Millions across the globe enjoy smoking weed and this week is their time to truly celebrate their passion as it is 4/20.
Yes, every year on 20 April, doob-lovers everywhere crack out the ganj in epic proportions and enjoy getting stoned with their pals, with perfect strangers, or completely on their own.
The biggest event in the UK is at London’s Hyde Park, where thousands gather each year to spark up and this year is likely to attract huge numbers given the tropical weather.
The event is a celebration, but also works as a rally calling for the government to decriminalise marijuana. 12 people were arrested there last year.
The Facebook Event page for this year’s Hyde Park dope festival says it should start at midday and there are currently 2,300 people interested.
Why is it called 4/20?
The simple answer is that it takes place on 20 April, which is 4/20 if you write it the American way round of month first, day second.
However, the reason behind the day falling on 20 April is hotly debated in the cannabis community.
Our Ellen Scott runs through the theories…
People think 4/20 refers to a secret police code
I’ll be real.
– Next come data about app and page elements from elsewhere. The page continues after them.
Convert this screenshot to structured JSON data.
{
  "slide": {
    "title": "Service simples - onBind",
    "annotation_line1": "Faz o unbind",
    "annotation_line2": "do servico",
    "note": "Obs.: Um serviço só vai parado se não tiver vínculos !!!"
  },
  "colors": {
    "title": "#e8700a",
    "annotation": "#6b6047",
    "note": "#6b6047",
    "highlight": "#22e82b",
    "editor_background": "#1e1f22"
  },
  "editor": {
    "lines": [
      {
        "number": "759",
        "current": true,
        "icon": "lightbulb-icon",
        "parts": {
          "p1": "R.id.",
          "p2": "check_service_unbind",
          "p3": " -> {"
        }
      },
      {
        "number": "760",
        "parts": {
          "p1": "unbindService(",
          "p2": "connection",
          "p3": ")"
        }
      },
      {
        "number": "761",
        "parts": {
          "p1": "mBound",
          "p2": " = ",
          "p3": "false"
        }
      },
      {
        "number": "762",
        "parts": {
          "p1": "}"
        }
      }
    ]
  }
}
This is EXACTLY what I always thought 4/20 referred to, and it seems to be what most cannabis fans believe when it comes to the day.
People claim that 420 is the radio code used by police to describe catching anyone smoking weed. And so, weed-smokers took over the code for their own reference and made 4/20 their special weed-smoking day.
But actually, the 420 code is actually used for homicide. Dark.
People also think 420 is the number of chemical compounds in cannabis
This is not true.
There are also theories that 420 comes from a Bob Dylan song
Yep, some geniuses have noted that 12 x 35 equals 420. And 12 and 35 happen to be the numbers referenced in Bob Dylan’s song ‘Rainy Day Women #12 & 35’. Whaaaa.
Bob Dylan also chants ‘everybody must get stoned!’ in the song, which adds to this theory’s power.
But here’s the truth (as far as we know): 4/20 is all down to a group of students
This, according to the internet, is the most credible story out there on the origins of 4/20 – as told in its entirety to the Huffington Post.
Back in 1971, five students at San Rafael High School in California would meet at 4.20pm – right after doing their after-school sports – by the school’s statue of Louis Pasteur to toke up.
It became a tradition, and the group, who called themselves The Waldos, began using 420 as a shorthand for smoking weed.
This spread, 4.20pm became known as the perfect time for smoking weed, and the number 420 became synonymous with marijuana. Whoa.
Marijuana was first banned in 1915 in Utah and became illegal in 28 other states by 1941.
By 1937 it was banned across the USA.
Warf said: ‘Many early prejudices against marijuana were thinly veiled racist fears of its smokers, often promulgated by reactionary newspapers. Mexicans were frequently blamed for smoking marijuana, property crimes, seducing children and engaging in murderous sprees.’
Here in the UK, the drug was banned on September 28, 1928. It was added to the Dangerous Drugs Act of 1920 but still prescribed for medical use up until 1971.
The Defence of the Realms Act in 1914 initially banned drugs for soldiers due to the break out of World War One – to make sure troops weren’t taking anything.
This temporary measure was then expanded to the entire population in the Dangerous Drugs Act of 1920.
Growing cannabis plants became illegal in 1964.